Abstract

The 35 km long east–west-trending Trichonis basin in western central Greece is located between the Kephalonia Transform Fault and the east–west-trending Corinth Rift, exhibiting analogous, but smaller scale, morphotectonic features to the Corinth Rift. The final cooling and exhumation of the area started after at c. 10 Ma, after the burial owing to the emplacement of the Pindos thrust (c. 30–20 Ma). The deformation includes (1) an Early–Middle Miocene transpression (T1) during the waning stage of collision between Apulia and Eurasia, and (2) a Late Miocene–Pliocene radial extension (T2), which relates to the separation of the Hellenic subduction zone from the Apulia (Adria)–Eurasia collision plate boundary through the Kephalonia Transform Fault. Two extensional stress tensors, T3 and T4, with σ3 in NNE (023°), and NNW (157°) directions, respectively, describe the modern stress regime in the Trichonis basin.
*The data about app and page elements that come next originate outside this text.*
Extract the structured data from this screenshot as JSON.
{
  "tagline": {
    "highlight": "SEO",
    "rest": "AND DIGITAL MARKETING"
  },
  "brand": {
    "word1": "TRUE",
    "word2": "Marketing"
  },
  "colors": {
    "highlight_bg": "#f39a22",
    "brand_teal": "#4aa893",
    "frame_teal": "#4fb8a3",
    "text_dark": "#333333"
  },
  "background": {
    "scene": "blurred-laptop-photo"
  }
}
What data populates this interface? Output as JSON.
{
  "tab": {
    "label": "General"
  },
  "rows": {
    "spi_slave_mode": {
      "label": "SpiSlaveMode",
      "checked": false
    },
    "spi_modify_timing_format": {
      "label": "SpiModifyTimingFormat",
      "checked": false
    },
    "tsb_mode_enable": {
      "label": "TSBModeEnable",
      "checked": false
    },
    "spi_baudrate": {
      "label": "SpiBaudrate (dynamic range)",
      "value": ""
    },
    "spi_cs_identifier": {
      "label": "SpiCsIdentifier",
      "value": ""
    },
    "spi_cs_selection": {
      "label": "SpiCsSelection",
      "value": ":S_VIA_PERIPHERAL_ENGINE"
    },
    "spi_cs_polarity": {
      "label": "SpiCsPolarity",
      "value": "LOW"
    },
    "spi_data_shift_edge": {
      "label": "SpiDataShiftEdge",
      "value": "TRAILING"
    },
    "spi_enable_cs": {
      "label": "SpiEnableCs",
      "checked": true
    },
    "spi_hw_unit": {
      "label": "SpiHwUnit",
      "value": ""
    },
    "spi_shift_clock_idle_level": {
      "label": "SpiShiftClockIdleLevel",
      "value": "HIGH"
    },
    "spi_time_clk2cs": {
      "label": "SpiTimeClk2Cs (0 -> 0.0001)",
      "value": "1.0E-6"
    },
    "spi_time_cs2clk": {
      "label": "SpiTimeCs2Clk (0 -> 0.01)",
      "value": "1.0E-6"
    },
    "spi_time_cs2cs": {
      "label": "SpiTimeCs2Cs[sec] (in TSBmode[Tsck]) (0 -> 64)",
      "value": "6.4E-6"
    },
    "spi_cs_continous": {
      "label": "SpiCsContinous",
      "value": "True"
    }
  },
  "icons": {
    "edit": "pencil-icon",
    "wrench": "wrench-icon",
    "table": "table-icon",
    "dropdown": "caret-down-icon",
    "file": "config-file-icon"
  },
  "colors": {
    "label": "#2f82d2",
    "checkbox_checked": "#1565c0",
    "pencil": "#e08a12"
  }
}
This spatial stress partitioning is due to competition between back-arc stresses associated with Hellenic subduction-zone retreat and stresses of the post-collisional collapse of the Hellenic orogen. The Trichonis basin is not a pull-apart basin in a sinistral rift–trench link, but is an immature basin in the Corinth Rift along the Trichonis Fault. The later stands as a right-stepping fault branch to the main faults of the Corinth Rift.

You do not currently have access to this article.